As I began evaluating my own knowledge management practice, I turned to Harold Jarche’s model, Seek>Sense>Share to understand where my gaps were and how I could improve upon my processes. The first part, Seek, I’m quite comfortable with: I have a wide range of topics that I follow and explore, and I spend at least a half hour a day, often more, digging up new material or following up on leads. I have been an avid user of Evernote since its open beta became available in 2008. Since then, I have collected thousands of notes meticulously arranged under a series of notebooks and tags. In the last few years, I have also been using Zotero to organize and tag academic bibliographic information and papers. I scan much, much more than I capture, and am usually carefully targeting what I am seeking.
I do realize, though, that I have not been as disciplined in sense-making, the second pillar of Jarche’s model. Sense-making enhances content by adding to its context, categorization, and narratives. Different ways of accomplishing this might be engaging experts or peers in dialogues (or blogalogues!); introducing new perspectives; creating metaphors to explain difficult concepts; evaluating assumptions, evidence, and results; and creating visualizations like mind-maps to help organize and make sense of concepts. Ultimately, the goal is to add value in the sense-making process.
Ideal Content Curation Practice from Beth Kantor

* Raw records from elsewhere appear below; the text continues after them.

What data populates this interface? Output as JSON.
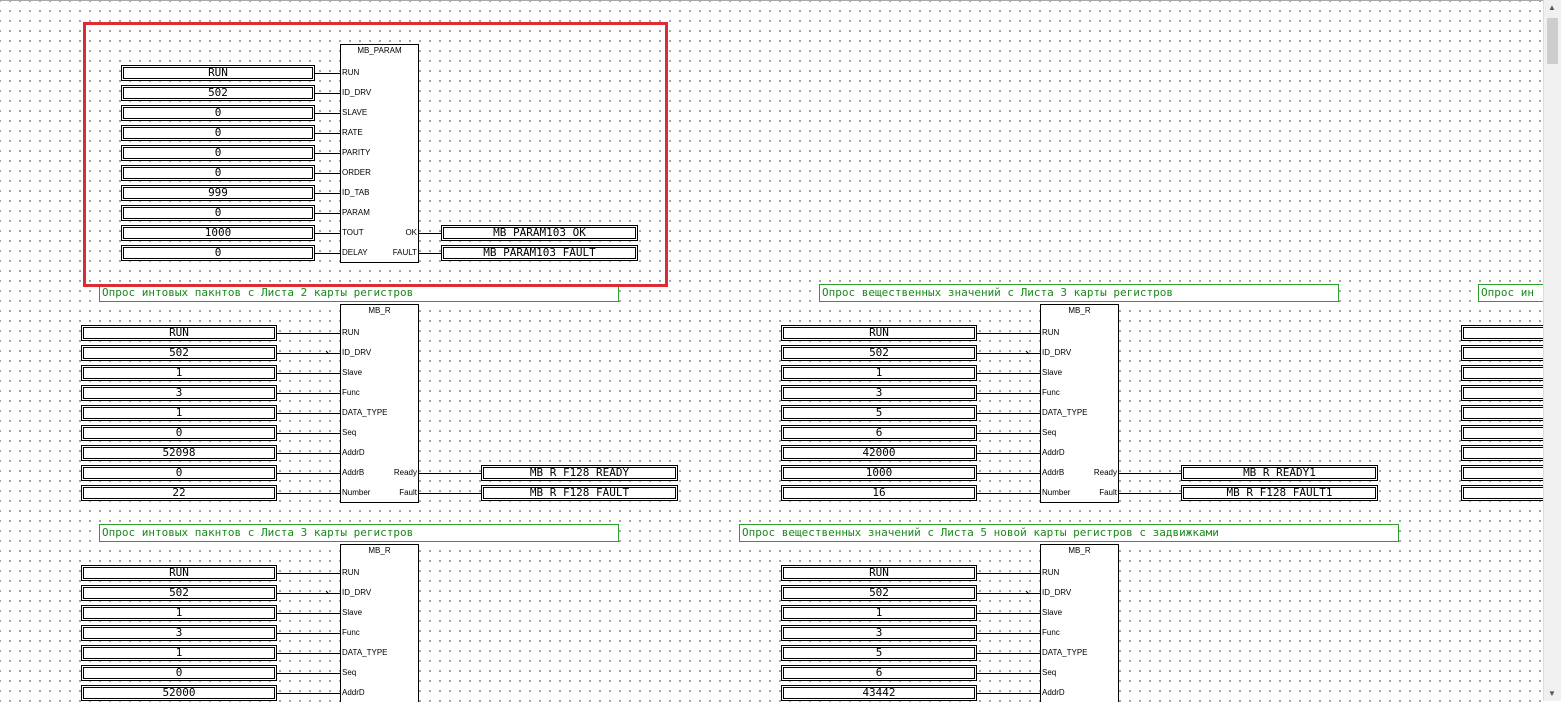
{
  "colors": {
    "selection": "#dc2b33",
    "comment_border": "#2aa02a",
    "comment_text": "#188a18",
    "grid_dot": "#7a7a7a"
  },
  "icons": {
    "scroll_up": "arrow-up-icon",
    "scroll_down": "arrow-down-icon"
  },
  "blocks": [
    {
      "title": "MB_PARAM",
      "inputs": [
        {
          "pin": "RUN",
          "value": "RUN"
        },
        {
          "pin": "ID_DRV",
          "value": "502"
        },
        {
          "pin": "SLAVE",
          "value": "0"
        },
        {
          "pin": "RATE",
          "value": "0"
        },
        {
          "pin": "PARITY",
          "value": "0"
        },
        {
          "pin": "ORDER",
          "value": "0"
        },
        {
          "pin": "ID_TAB",
          "value": "999"
        },
        {
          "pin": "PARAM",
          "value": "0"
        },
        {
          "pin": "TOUT",
          "value": "1000"
        },
        {
          "pin": "DELAY",
          "value": "0"
        }
      ],
      "outputs": [
        {
          "pin": "OK",
          "var": "MB_PARAM103_OK",
          "row": 8
        },
        {
          "pin": "FAULT",
          "var": "MB_PARAM103_FAULT",
          "row": 9
        }
      ]
    },
    {
      "title": "MB_R",
      "comment": "Опрос интовых пакнтов с Листа 2  карты регистров",
      "inputs": [
        {
          "pin": "RUN",
          "value": "RUN"
        },
        {
          "pin": "ID_DRV",
          "value": "502"
        },
        {
          "pin": "Slave",
          "value": "1"
        },
        {
          "pin": "Func",
          "value": "3"
        },
        {
          "pin": "DATA_TYPE",
          "value": "1"
        },
        {
          "pin": "Seq",
          "value": "0"
        },
        {
          "pin": "AddrD",
          "value": "52098"
        },
        {
          "pin": "AddrB",
          "value": "0"
        },
        {
          "pin": "Number",
          "value": "22"
        }
      ],
      "outputs": [
        {
          "pin": "Ready",
          "var": "MB_R_F128_READY",
          "row": 7
        },
        {
          "pin": "Fault",
          "var": "MB_R_F128_FAULT",
          "row": 8
        }
      ]
    },
    {
      "title": "MB_R",
      "comment": "Опрос вещественных значений с Листа 3  карты регистров",
      "inputs": [
        {
          "pin": "RUN",
          "value": "RUN"
        },
        {
          "pin": "ID_DRV",
          "value": "502"
        },
        {
          "pin": "Slave",
          "value": "1"
        },
        {
          "pin": "Func",
          "value": "3"
        },
        {
          "pin": "DATA_TYPE",
          "value": "5"
        },
        {
          "pin": "Seq",
          "value": "6"
        },
        {
          "pin": "AddrD",
          "value": "42000"
        },
        {
          "pin": "AddrB",
          "value": "1000"
        },
        {
          "pin": "Number",
          "value": "16"
        }
      ],
      "outputs": [
        {
          "pin": "Ready",
          "var": "MB_R_READY1",
          "row": 7
        },
        {
          "pin": "Fault",
          "var": "MB_R_F128_FAULT1",
          "row": 8
        }
      ]
    },
    {
      "title": "MB_R",
      "comment": "Опрос интовых пакнтов с Листа 3 карты регистров",
      "inputs": [
        {
          "pin": "RUN",
          "value": "RUN"
        },
        {
          "pin": "ID_DRV",
          "value": "502"
        },
        {
          "pin": "Slave",
          "value": "1"
        },
        {
          "pin": "Func",
          "value": "3"
        },
        {
          "pin": "DATA_TYPE",
          "value": "1"
        },
        {
          "pin": "Seq",
          "value": "0"
        },
        {
          "pin": "AddrD",
          "value": "52000"
        }
      ],
      "outputs": []
    },
    {
      "title": "MB_R",
      "comment": "Опрос вещественных значений с Листа 5 новой карты регистров с задвижками",
      "inputs": [
        {
          "pin": "RUN",
          "value": "RUN"
        },
        {
          "pin": "ID_DRV",
          "value": "502"
        },
        {
          "pin": "Slave",
          "value": "1"
        },
        {
          "pin": "Func",
          "value": "3"
        },
        {
          "pin": "DATA_TYPE",
          "value": "5"
        },
        {
          "pin": "Seq",
          "value": "6"
        },
        {
          "pin": "AddrD",
          "value": "43442"
        }
      ],
      "outputs": []
    }
  ],
  "partial_comment": "Опрос ин"
}
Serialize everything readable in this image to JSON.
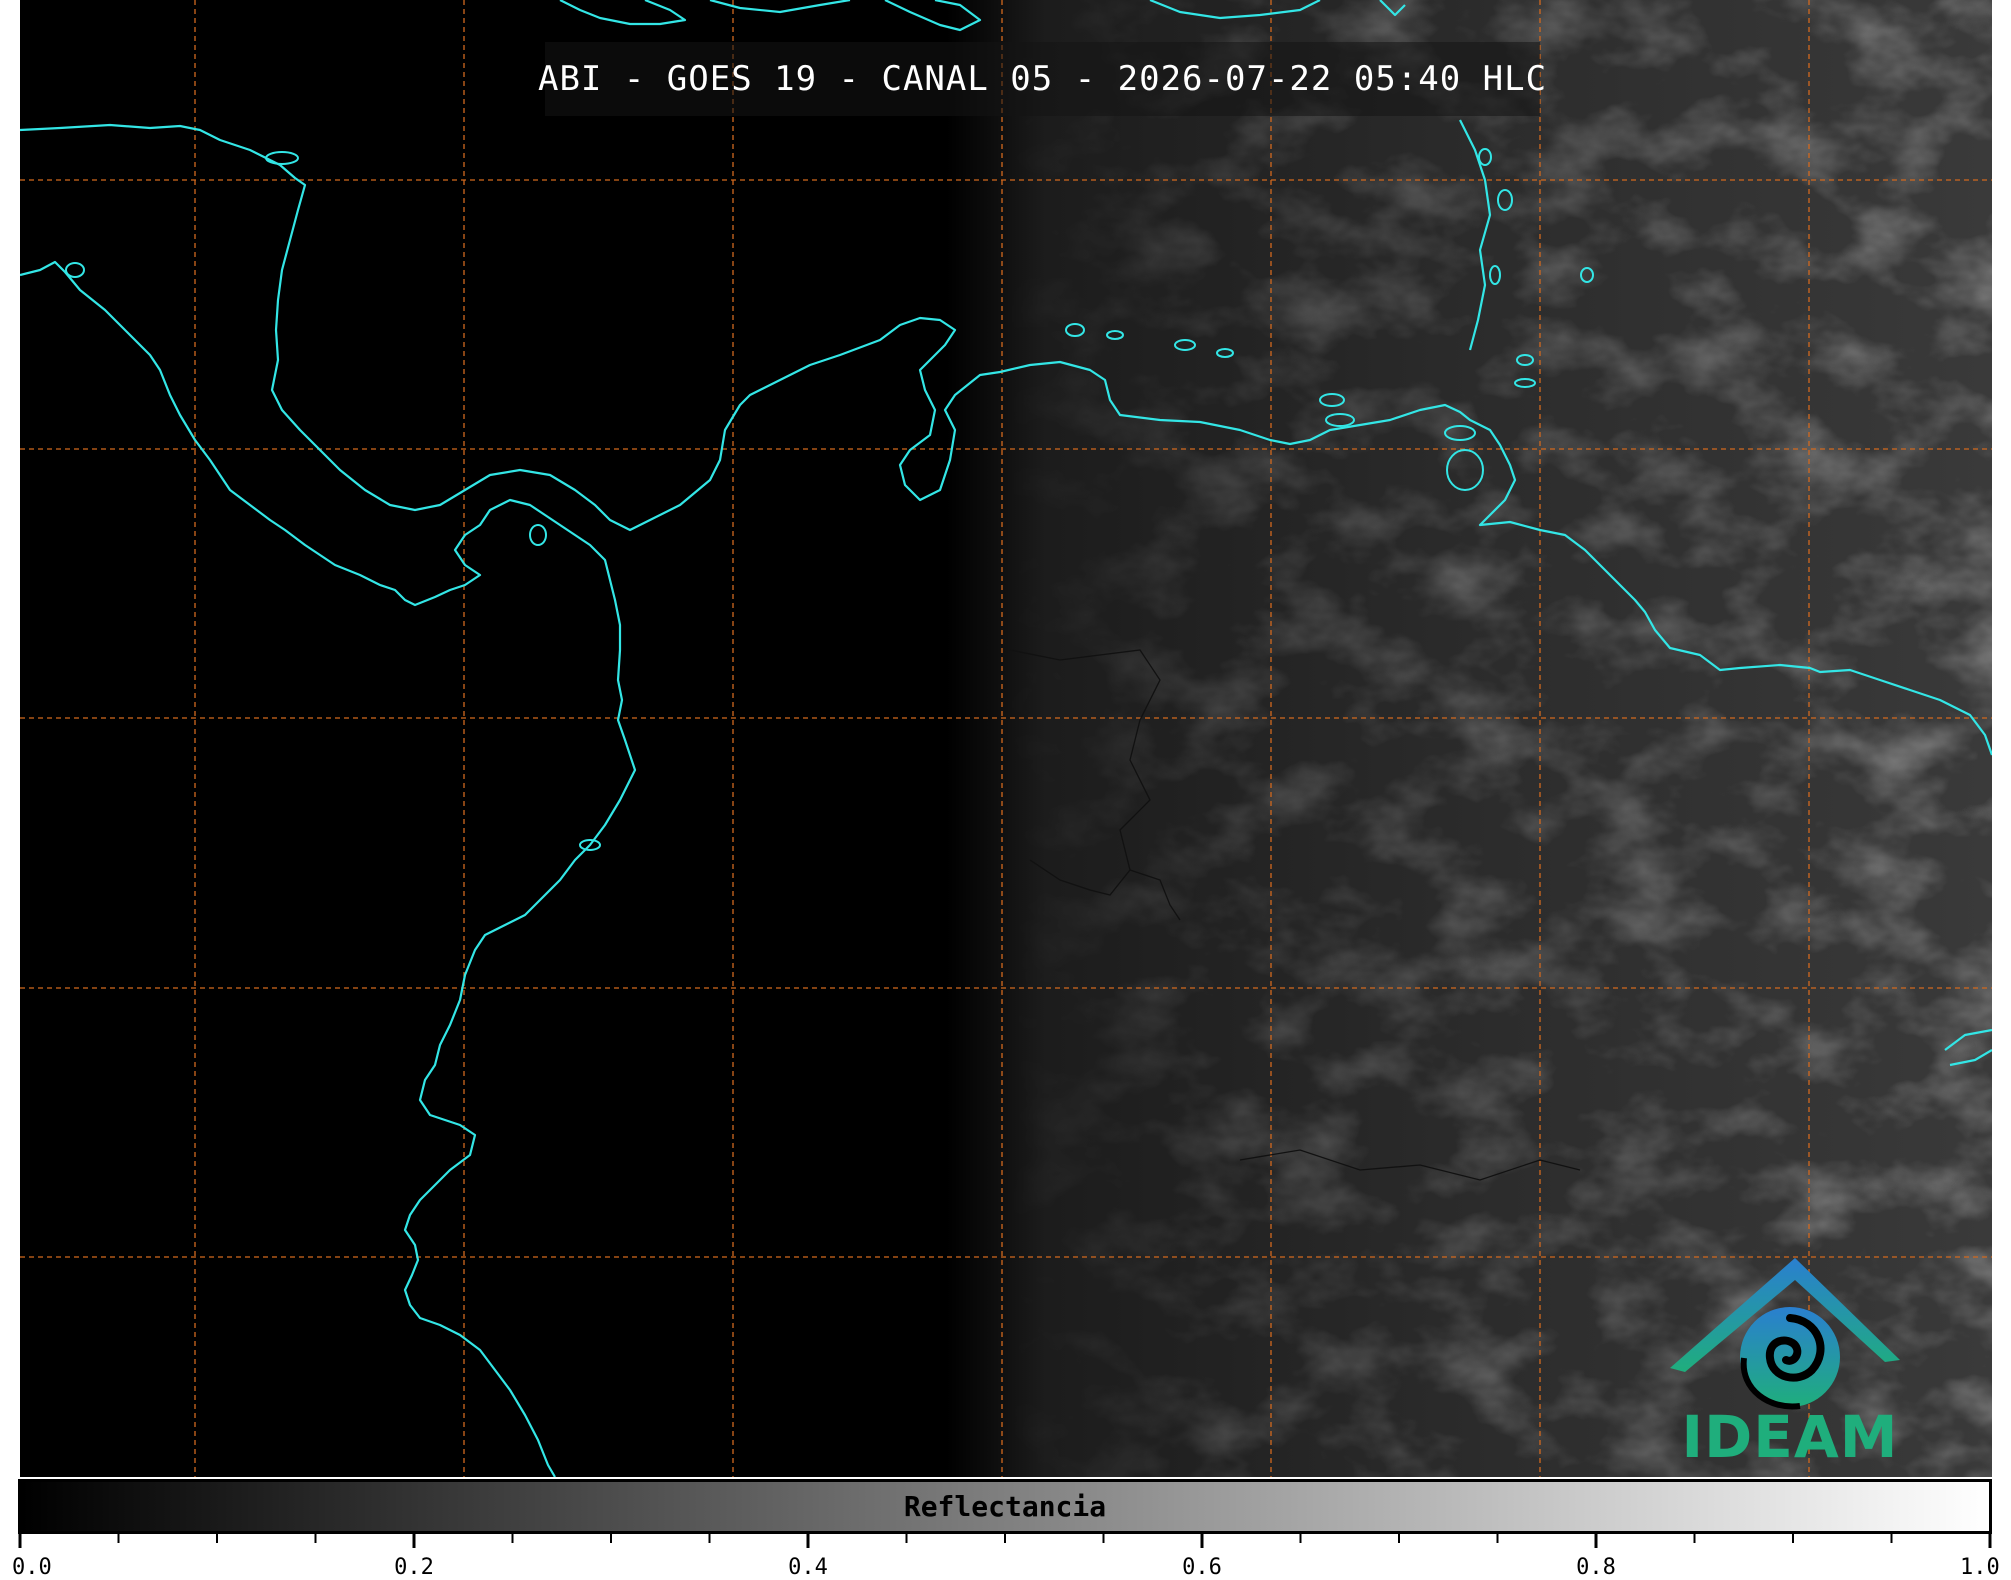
{
  "title": "ABI - GOES 19 - CANAL 05 - 2026-07-22 05:40 HLC",
  "logo": {
    "text": "IDEAM",
    "icon": "ideam-mountain-swirl-logo"
  },
  "colorbar": {
    "label": "Reflectancia",
    "ticks": [
      "0.0",
      "0.2",
      "0.4",
      "0.6",
      "0.8",
      "1.0"
    ],
    "range": [
      0.0,
      1.0
    ],
    "colormap": [
      "#000000",
      "#ffffff"
    ]
  },
  "map": {
    "coastline_color": "#33e6e6",
    "grid_color": "#d2691e",
    "grid_style": "dashed",
    "day_night_terminator": "visible"
  }
}
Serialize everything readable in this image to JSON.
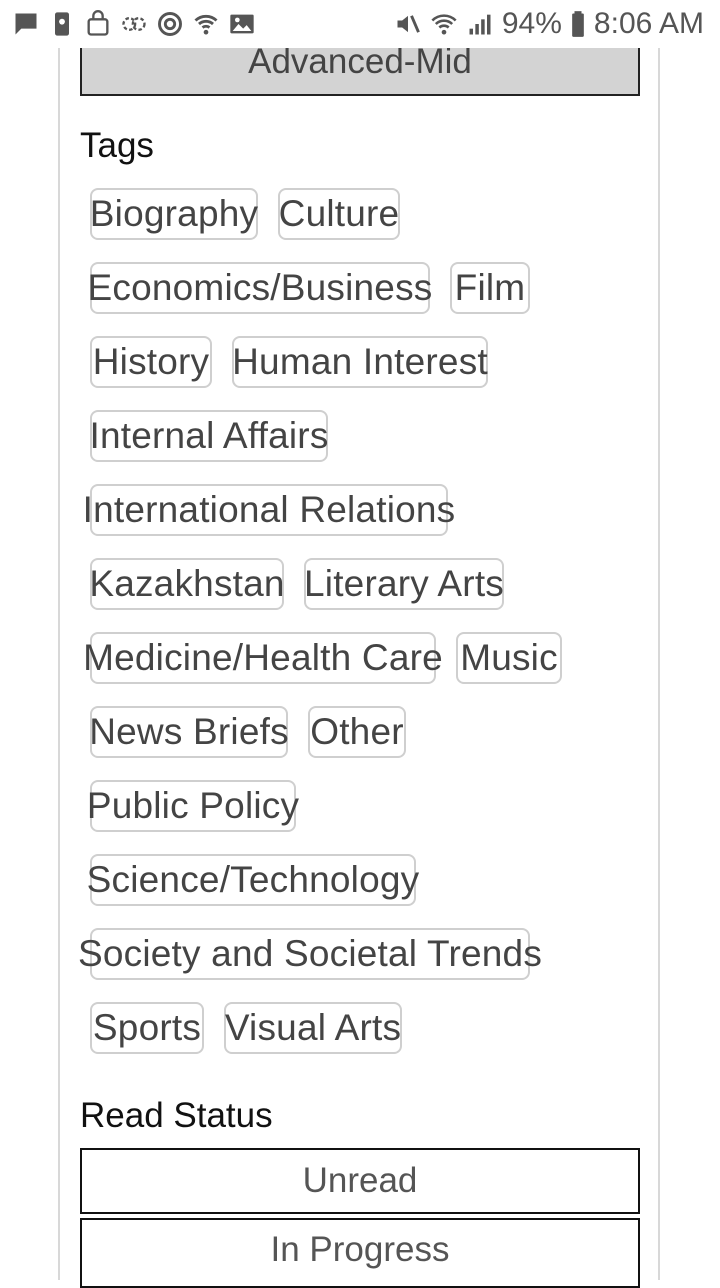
{
  "status_bar": {
    "left_icons": [
      "chat-icon",
      "phone-lock-icon",
      "bag-icon",
      "link-icon",
      "target-icon",
      "wifi-call-icon",
      "image-icon"
    ],
    "right_icons": [
      "mute-icon",
      "wifi-icon",
      "signal-icon",
      "battery-icon"
    ],
    "battery_percent": "94%",
    "time": "8:06 AM"
  },
  "level": {
    "label": "Advanced-Mid"
  },
  "tags": {
    "title": "Tags",
    "items": [
      "Biography",
      "Culture",
      "Economics/Business",
      "Film",
      "History",
      "Human Interest",
      "Internal Affairs",
      "International Relations",
      "Kazakhstan",
      "Literary Arts",
      "Medicine/Health Care",
      "Music",
      "News Briefs",
      "Other",
      "Public Policy",
      "Science/Technology",
      "Society and Societal Trends",
      "Sports",
      "Visual Arts"
    ]
  },
  "read_status": {
    "title": "Read Status",
    "options": [
      "Unread",
      "In Progress"
    ]
  }
}
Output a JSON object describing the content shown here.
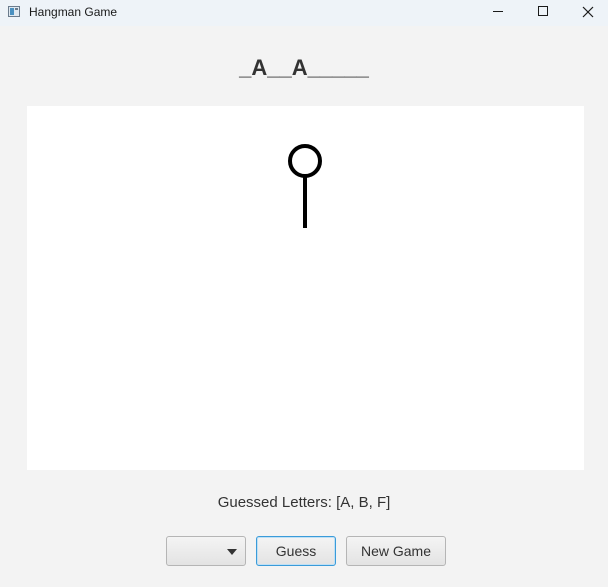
{
  "window": {
    "title": "Hangman Game",
    "controls": {
      "minimize": "minimize-icon",
      "maximize": "maximize-icon",
      "close": "close-icon"
    }
  },
  "game": {
    "masked_word": "_A__A_____",
    "guessed_label": "Guessed Letters: [A, B, F]"
  },
  "controls": {
    "letter_select_value": "",
    "guess_label": "Guess",
    "new_game_label": "New Game"
  },
  "colors": {
    "accent_focus": "#3a9bd9",
    "drawing_stroke": "#000000"
  }
}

On this last point, mind-mapping, I’ve discovered an application that I think can help develop a more solid sense-making process. I’ve used mind-maps before to take apart and rebuild processes, but I have not used them to organize and make sense of content. The Brain application (at https://thebrain.com) is an easy to use but very powerful mind mapping application that can collect documents, attachments, links, and other content, and facilitates organization and visualization of ideas. I grabbed the app and quickly visualized a few ideas related to enterprise social networks:
Image from the Brain application
I can now go back and add articles, my notes and comments, even PowerPoint decks that I have previously created to pull some of this content together. Once I have dropped in and arranged all of my content, I can use the map as is or export an outline for further analysis and comparison, both of which will help me in sense-making.